Petitioner, represented by her current attorney, Gary Ravitz, appealed her conviction to the Illinois Appellate Court, People v. Williams, 182 Ill. App. 3d 598, 538 N.E.2d 564, 131 Ill. Dec. 189 (1st Dist. 1989), and the Illinois Supreme Court, People v. Williams, 139 Ill. 2d 1, 563 N.E.2d 431, 150 Ill. Dec. 544 (1990).
The convictions were affirmed in all respects.
The following issues were addressed by the appellate court:
- joint representation was improper due to counsel's conflict of interest;
- the conflict prevented petitioner from cross-examining Roy Williams;
- petitioner was not advised about the conflict and the benefits of separate counsel;
- the conflict was further manifested by the admission of Roy Williams' statement implicating both;
- counsel was ineffective in several respects, including
(a) failing to challenge the voluntariness of the confession;
(b) failing to adequately prepare for trial by reviewing the discovery materials provided by the State;
(c) failing to object to the letter;
(d) failing to move for a severance;
(e) failing to obtain witnesses as to Angela's reputation for dishonesty;
(f) failing to file pre-trial motions to suppress statements; and
(g) failing to adequately prepare for trial by investigating such matters as medical and school records.
See 538 N.E.2d at 190-192.
The appellate court rejected all petitioner's arguments.
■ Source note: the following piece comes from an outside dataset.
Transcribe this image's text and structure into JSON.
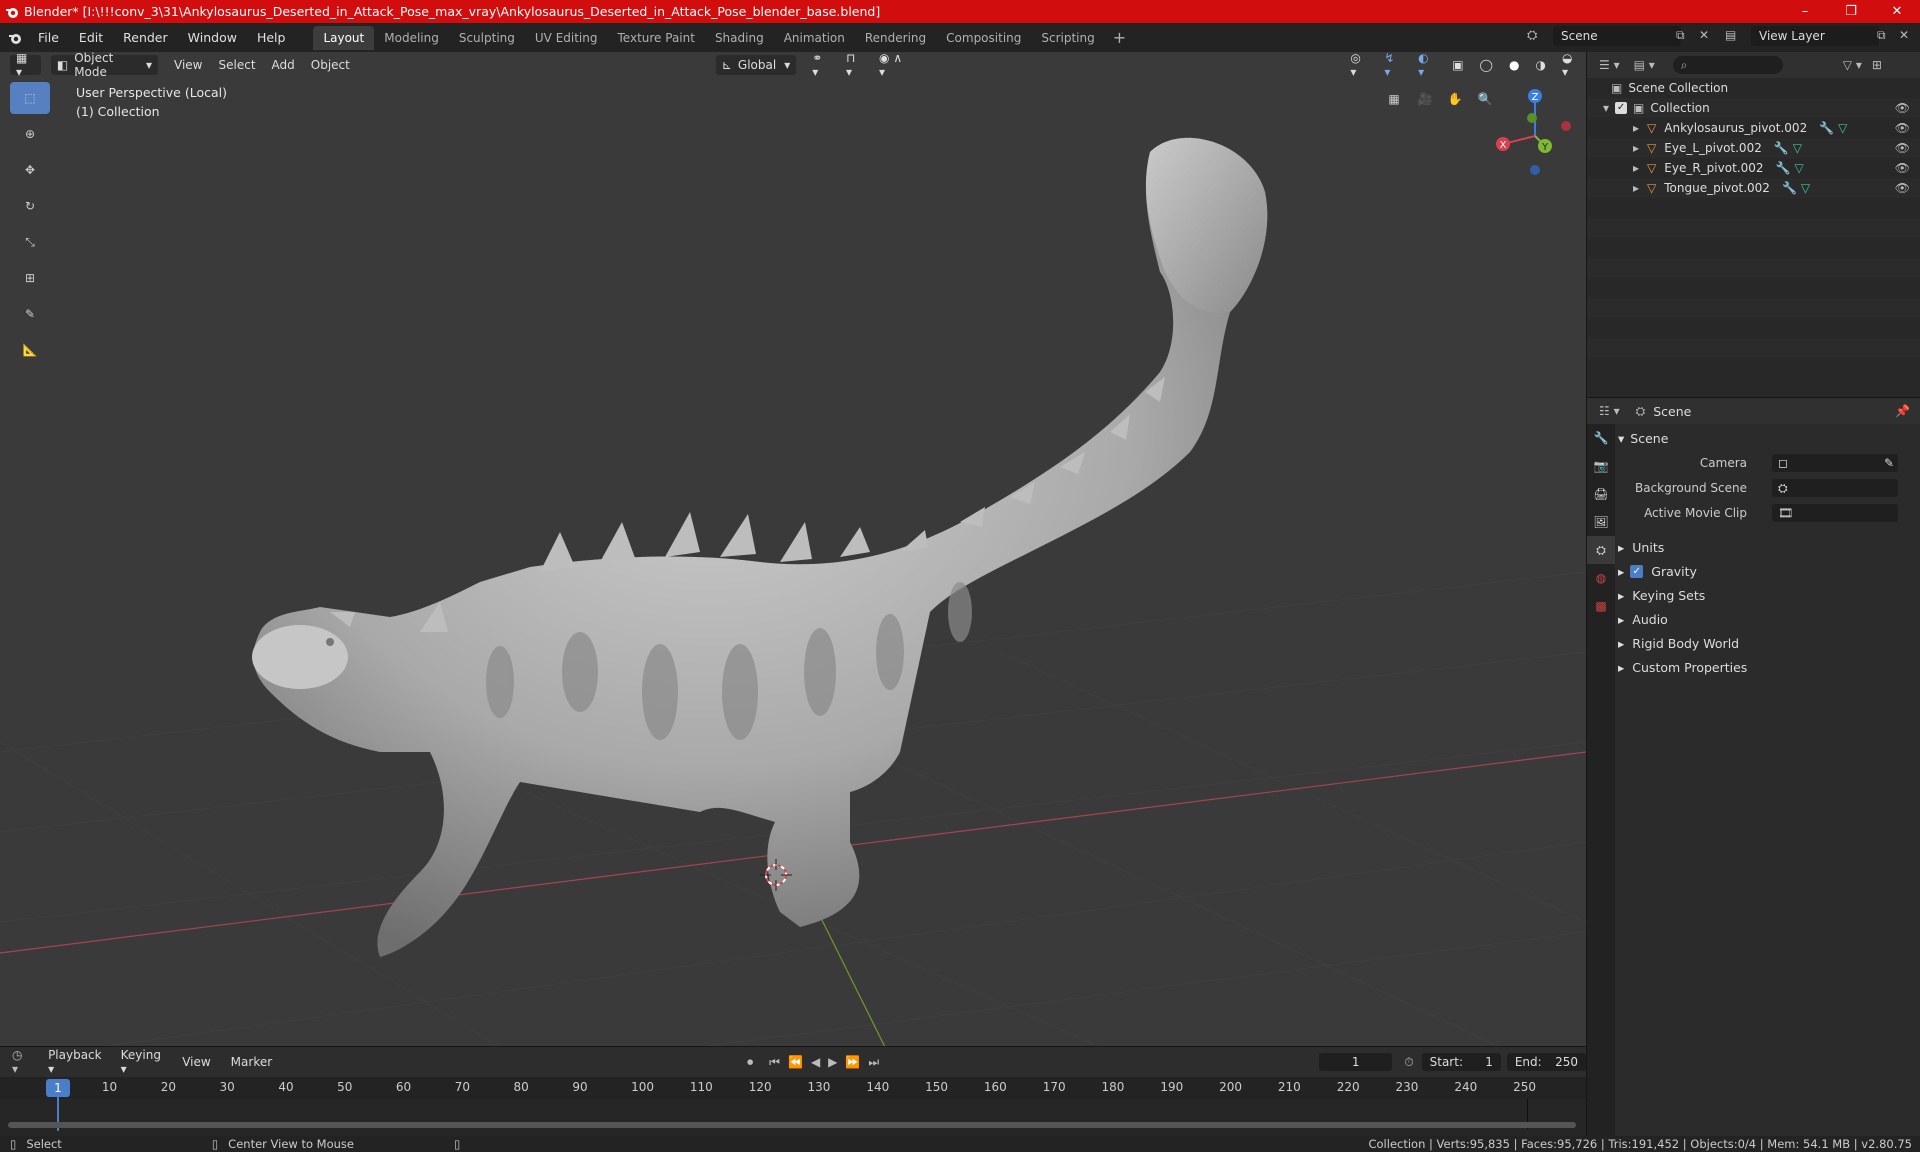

The court held there was no conflict of interest, as both defendants claimed they were innocent and denied making statements. Id. at 191-193. The court further held that counsel was not ineffective because pretrial motions would have been futile, and the case was so simple additional preparation and investigation was unnecessary. Id. The court also concluded the letter was merely cumulative, given Angela's testimony. Id. at 193. Judge Pincham filed a lengthy and vigorous dissent in which he concluded counsel had been disastrously ineffective and the joint trial was highly prejudicial. Id. at 193-234.
The Illinois Supreme Court addressed
the following issues:
- whether a conflict of interest precluded joint representation;
- whether petitioner was prejudiced by the admission of the letter; and
- whether defendant was denied effective assistance of counsel.
563 N.E.2d at 435. The Illinois Supreme Court affirmed the conviction in all respects. 563 N.E.2d at 435-441.
Petitioner did not make a post-conviction challenge in the state court system, but instead sought habeas relief before this court. The State has conceded that petitioner has exhausted her ...